Cost of investigating scope of information loss was not a “damage assessment” as contemplated by the CFAA.
Plaintiff sued defendant (a former employee) under the Computer Fraud and Abuse Act (“CFAA”) alleging that defendant intentionally and without authorization accessed plaintiff’s computers, intranet, and email system and sent plaintiff’s confidential customer information to his personal email account. Defendant allegedly used this information when he went to work for a competitor. Plaintiff also alleged that defendant attempted to conceal his actions by deleting the outgoing messages from the work email account.
Defendant moved to dismiss for failure to state a claim. The court granted the motion as to the CFAA claim.
The court found that plaintiff did not (and could not) claim defendant’s conduct caused “damage” within the meaning of the CFAA, because plaintiff did not allege any data were lost or impaired.
On the question of “loss” under the CFAA, the court found that plaintiff failed to allege any facts connecting its purported loss to an interruption of service, loss of data, or even a suspected loss of service or data.

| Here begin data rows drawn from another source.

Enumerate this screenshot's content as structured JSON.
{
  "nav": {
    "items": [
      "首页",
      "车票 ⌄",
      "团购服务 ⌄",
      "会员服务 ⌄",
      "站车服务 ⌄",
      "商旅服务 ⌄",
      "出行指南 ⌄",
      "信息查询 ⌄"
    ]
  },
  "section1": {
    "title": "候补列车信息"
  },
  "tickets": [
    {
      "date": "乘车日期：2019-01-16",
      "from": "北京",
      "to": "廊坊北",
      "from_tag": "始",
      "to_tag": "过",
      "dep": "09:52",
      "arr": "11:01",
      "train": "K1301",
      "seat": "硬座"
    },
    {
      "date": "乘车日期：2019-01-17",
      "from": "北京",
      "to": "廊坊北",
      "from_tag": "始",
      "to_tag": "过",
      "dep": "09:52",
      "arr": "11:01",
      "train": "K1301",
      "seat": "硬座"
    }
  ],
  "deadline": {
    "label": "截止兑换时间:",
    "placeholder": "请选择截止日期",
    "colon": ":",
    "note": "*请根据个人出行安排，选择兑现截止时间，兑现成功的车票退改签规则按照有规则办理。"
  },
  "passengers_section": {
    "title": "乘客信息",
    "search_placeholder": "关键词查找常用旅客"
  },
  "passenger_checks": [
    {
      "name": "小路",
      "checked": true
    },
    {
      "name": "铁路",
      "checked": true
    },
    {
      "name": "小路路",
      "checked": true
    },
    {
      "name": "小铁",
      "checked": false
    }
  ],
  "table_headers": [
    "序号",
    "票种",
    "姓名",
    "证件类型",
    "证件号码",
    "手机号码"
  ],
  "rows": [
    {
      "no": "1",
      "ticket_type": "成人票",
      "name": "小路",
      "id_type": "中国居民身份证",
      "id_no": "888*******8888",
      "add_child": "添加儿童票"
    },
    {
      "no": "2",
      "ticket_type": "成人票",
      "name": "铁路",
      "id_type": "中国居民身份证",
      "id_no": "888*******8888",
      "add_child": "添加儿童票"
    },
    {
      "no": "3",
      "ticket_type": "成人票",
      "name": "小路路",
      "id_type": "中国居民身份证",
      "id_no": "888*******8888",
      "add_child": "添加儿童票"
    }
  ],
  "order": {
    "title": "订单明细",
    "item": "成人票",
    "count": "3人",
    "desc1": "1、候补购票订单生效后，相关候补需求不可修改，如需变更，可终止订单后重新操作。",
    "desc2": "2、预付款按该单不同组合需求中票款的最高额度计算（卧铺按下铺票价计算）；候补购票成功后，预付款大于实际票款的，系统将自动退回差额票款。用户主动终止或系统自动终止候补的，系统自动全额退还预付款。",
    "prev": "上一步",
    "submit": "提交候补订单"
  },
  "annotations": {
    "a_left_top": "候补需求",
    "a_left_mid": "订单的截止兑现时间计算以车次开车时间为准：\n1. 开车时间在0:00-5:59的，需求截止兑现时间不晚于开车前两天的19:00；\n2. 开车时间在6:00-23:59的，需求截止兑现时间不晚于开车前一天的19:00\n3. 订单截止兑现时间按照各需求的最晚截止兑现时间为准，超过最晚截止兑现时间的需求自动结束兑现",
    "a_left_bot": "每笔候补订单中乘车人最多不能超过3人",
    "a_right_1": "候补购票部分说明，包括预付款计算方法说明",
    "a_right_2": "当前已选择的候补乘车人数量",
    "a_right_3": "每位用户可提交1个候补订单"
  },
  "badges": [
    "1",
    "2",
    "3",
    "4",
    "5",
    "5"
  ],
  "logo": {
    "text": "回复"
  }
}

Although plaintiff attributed certain losses to “damage assessment and mitigation,” the court found it clear from the complaint that plaintiff’s “damage assessment” efforts were aimed at determining the scope of information defendant emailed to himself and disclosed to his new employer. Plaintiff did not allege it ever lost access to any of the information contained in defendant’s emails, notwithstanding defendant’s attempt to conceal his conduct by deleting the emails.
The court observed:
To be sure, assessing the extent of information illegally copied by an employee is a prudent business decision. But the cost of such an investigation is not “reasonably incurred in responding to an alleged CFAA offense,” because the disclosure of trade secrets, unlike destruction of data, is not a CFAA offense.
Accordingly, in this situation, the costs of investigating defendant’s conduct were not “losses” compensable under the CFAA.
SBS Worldwide, Inc. v. Potts, 2014 WL 499001 (N.D.Ill. February 7, 2014)